Awesome (Asian) Fight Scenes


I also was pretty impressed with the fight scenes, which were well-choreographed and just a little bit silly (in a good way).

But who are the Real Bad Guys?


It was kind of a bummer that a (Spoiler Alert!) major plot point in the film involved a plot by the film’s villain, Aaron Takahashi (playing himself, like most of the cast), to kill other talented Asian American artists, blaming them for taking roles that he should have won.  We all know that there are a multitude of reasons as to why APAs are not quite visible in popular culture.  I wish Awesome Asian Bad Guys confronted some of the real reasons why Asian American actors and actresses are pigeonholed into small roles as bad guys and why they’re forgotten about.

While adding a little bit of depth to the film’s message would have made it a real winner in my eyes, when all is said and done, “Awesome Asian Bad Guys” is a really fun and humorous take on the classic underdog story.  And with a possible sequel in the works (based of the cliffhanger ending), who knows?  Maybe we will see all the Awesome Asian Bad Guys working together again to kick some Hollywood producer ass next time.

Awesome Asian bad guys is available to purchase on-demand at

Photo/Video Credits: National Film Society & Angry Asian Man

Anna Akana on Conducting Interviews, Show-Biz Lessons, and Being Honest

Anna Akana is everywhere.  Well, not literally.  However, Anna figuratively has an egg in a lot of baskets.

While she’s mostly known for her hilarious and thought-provoking YouTube channel, Anna has also appeared in feature films like Ant-Man, and Hello, My Name is Doris, and has had roles on television shows like MTV’s Awkward, and ABC Family’s The Fosters.  Along with this, Anna stars in live improv shows and designs t-shirts for her fashion line, Ghost and Stars.

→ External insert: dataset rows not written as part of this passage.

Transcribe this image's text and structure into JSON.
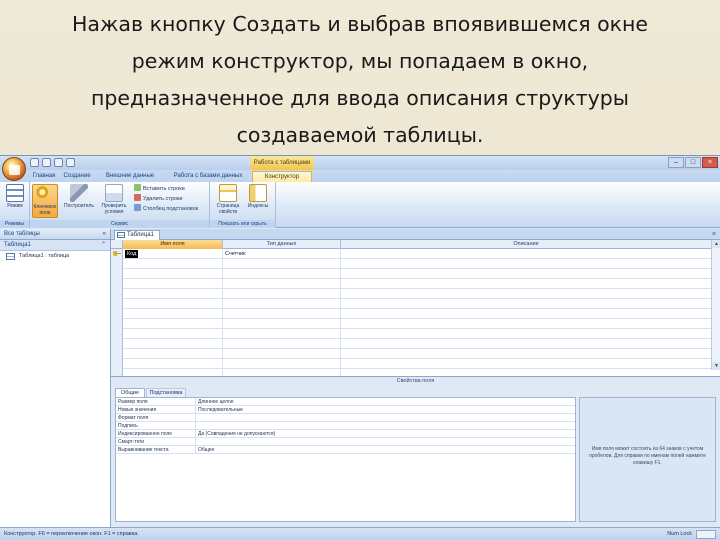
{
  "slide": {
    "line1": "Нажав кнопку Создать и выбрав впоявившемся окне",
    "line2": "режим конструктор, мы попадаем в окно,",
    "line3": "предназначенное для ввода описания структуры",
    "line4": "создаваемой таблицы."
  },
  "window": {
    "contextual_title": "Работа с таблицами",
    "controls": {
      "minimize": "–",
      "maximize": "□",
      "close": "×"
    }
  },
  "ribbon": {
    "tabs": [
      {
        "label": "Главная"
      },
      {
        "label": "Создание"
      },
      {
        "label": "Внешние данные"
      },
      {
        "label": "Работа с базами данных"
      },
      {
        "label": "Конструктор"
      }
    ],
    "groups": {
      "views": {
        "label": "Режимы",
        "view_button": "Режим"
      },
      "tools": {
        "label": "Сервис",
        "key_button": "Ключевое поле",
        "builder_button": "Построитель",
        "check_button": "Проверить условия",
        "insert_rows": "Вставить строки",
        "delete_rows": "Удалить строки",
        "lookup_column": "Столбец подстановок"
      },
      "show_hide": {
        "label": "Показать или скрыть",
        "property_sheet": "Страница свойств",
        "indexes": "Индексы"
      }
    }
  },
  "nav": {
    "header": "Все таблицы",
    "group": "Таблица1",
    "items": [
      {
        "label": "Таблица1 : таблица"
      }
    ]
  },
  "document": {
    "tab_label": "Таблица1",
    "columns": {
      "field_name": "Имя поля",
      "data_type": "Тип данных",
      "description": "Описание"
    },
    "rows": [
      {
        "field_name": "Код",
        "data_type": "Счетчик",
        "description": ""
      }
    ],
    "empty_rows": 12
  },
  "properties": {
    "title": "Свойства поля",
    "tabs": [
      {
        "label": "Общие"
      },
      {
        "label": "Подстановка"
      }
    ],
    "rows": [
      {
        "name": "Размер поля",
        "value": "Длинное целое"
      },
      {
        "name": "Новые значения",
        "value": "Последовательные"
      },
      {
        "name": "Формат поля",
        "value": ""
      },
      {
        "name": "Подпись",
        "value": ""
      },
      {
        "name": "Индексированное поле",
        "value": "Да (Совпадения не допускаются)"
      },
      {
        "name": "Смарт-теги",
        "value": ""
      },
      {
        "name": "Выравнивание текста",
        "value": "Общее"
      }
    ],
    "help_text": "Имя поля может состоять из 64 знаков с учетом пробелов. Для справки по именам полей нажмите клавишу F1."
  },
  "statusbar": {
    "left": "Конструктор. F6 = переключение окон. F1 = справка.",
    "right": "Num Lock"
  },
  "colors": {
    "accent_orange": "#f5a93c",
    "ribbon_blue": "#c9daf0",
    "text_blue": "#15428b"
  }
}
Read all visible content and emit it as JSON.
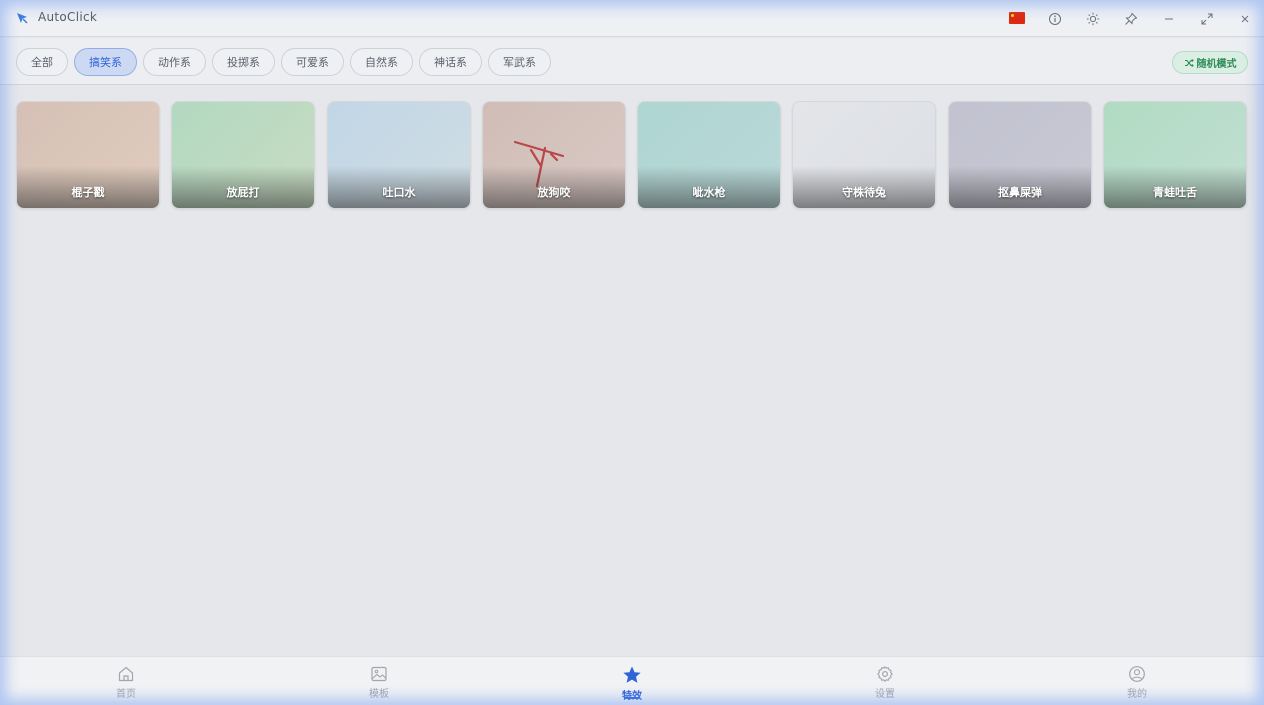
{
  "app": {
    "title": "AutoClick"
  },
  "titlebar": {
    "icons": [
      "flag-cn-icon",
      "info-icon",
      "theme-icon",
      "pin-icon",
      "minimize-icon",
      "maximize-icon",
      "close-icon"
    ]
  },
  "categories": [
    {
      "label": "全部",
      "active": false
    },
    {
      "label": "搞笑系",
      "active": true
    },
    {
      "label": "动作系",
      "active": false
    },
    {
      "label": "投掷系",
      "active": false
    },
    {
      "label": "可爱系",
      "active": false
    },
    {
      "label": "自然系",
      "active": false
    },
    {
      "label": "神话系",
      "active": false
    },
    {
      "label": "军武系",
      "active": false
    }
  ],
  "random_mode": {
    "label": "随机模式",
    "icon": "shuffle-icon"
  },
  "effects": [
    {
      "label": "棍子戳",
      "color": "#d8c2b6"
    },
    {
      "label": "放屁打",
      "color": "#b9d8c6"
    },
    {
      "label": "吐口水",
      "color": "#c6d7e3"
    },
    {
      "label": "放狗咬",
      "color": "#d2bfba"
    },
    {
      "label": "呲水枪",
      "color": "#b3d4d4"
    },
    {
      "label": "守株待兔",
      "color": "#e0e2e6"
    },
    {
      "label": "抠鼻屎弹",
      "color": "#c4c5d1"
    },
    {
      "label": "青蛙吐舌",
      "color": "#bcdcca"
    }
  ],
  "bottom_nav": [
    {
      "label": "首页",
      "icon": "home-icon",
      "active": false
    },
    {
      "label": "模板",
      "icon": "image-icon",
      "active": false
    },
    {
      "label": "特效",
      "icon": "star-icon",
      "active": true
    },
    {
      "label": "设置",
      "icon": "gear-icon",
      "active": false
    },
    {
      "label": "我的",
      "icon": "user-icon",
      "active": false
    }
  ],
  "colors": {
    "accent": "#2f63d6",
    "random_green": "#2e8c56"
  }
}
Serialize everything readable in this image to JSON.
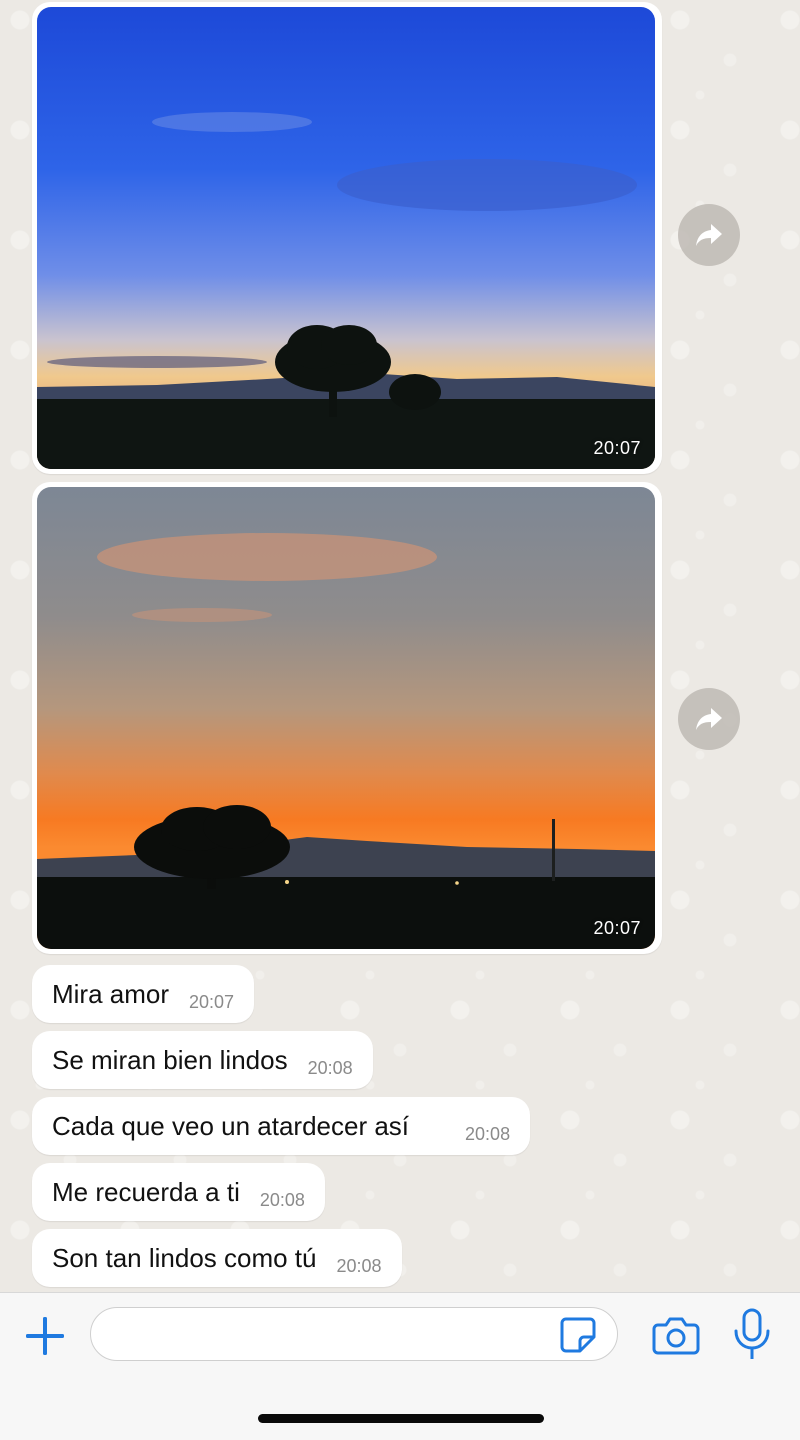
{
  "chat": {
    "photos": [
      {
        "time": "20:07",
        "description_icon": "forward-icon"
      },
      {
        "time": "20:07",
        "description_icon": "forward-icon"
      }
    ],
    "messages": [
      {
        "text": "Mira amor",
        "time": "20:07"
      },
      {
        "text": "Se miran bien lindos",
        "time": "20:08"
      },
      {
        "text": "Cada que veo un atardecer así",
        "time": "20:08"
      },
      {
        "text": "Me recuerda a ti",
        "time": "20:08"
      },
      {
        "text": "Son tan lindos como tú",
        "time": "20:08"
      }
    ]
  },
  "input_bar": {
    "placeholder": "",
    "icons": [
      "plus-icon",
      "sticker-icon",
      "camera-icon",
      "microphone-icon"
    ]
  },
  "colors": {
    "accent": "#1f7ae0",
    "bubble": "#ffffff",
    "chat_bg": "#ece9e4",
    "timestamp": "#8a8a8a"
  }
}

Even with all this on her plate, Anna was gracious enough to take the time for us and answer some questions about what she’s working on now and more:

What were you doing right before this?
Interviewing people for an assistant position.

I’ve never interviewed someone to work for me!  Is it as nerve-wracking as being the interview-ee?
It’s not nerve-wracking at all.  It’s more monotonous.  You hope that every single person who comes in will be the right person.

What was the last YouTube Video you saw?
I watched The Fine Bros most recent Last Moments that I was in.  I played a girlfriend who wanted to make up a grandiose story about how we met.  It was great!

Is it more fun to act, direct, or write on a project?
I love acting.  That’s my favorite part of filmmaking.

What is most important to you when you are working on a project?
That I give it my all.

Do quality, quantity, the number of views, etc. play a role in this?
As long as I learned something that I can apply to my next project, I am happy.

What is one of the biggest lessons you learned from this line of work?
I learned that you have to be ok with being a boss.  And when hiring friends, beware.  Relationship dynamics may be messed with.

What do you do when you have a creative block/when you’re stuck?
Reading helps.  I enjoy Steven King.

Your vlogs are very genuine, funny, and personal.  Is it scary to share so much of yourself with your audience? 
I used to be a pathological liar, so honesty is always the best policy for me.  It can be scary, yes, but ultimately I’m happy that I was at least honest.

What’s next up for Anna?  While we are keeping our fingers crossed for another Marvel movie (she is too!), check out her most recent short film, “Loose Ends,” on YouTube.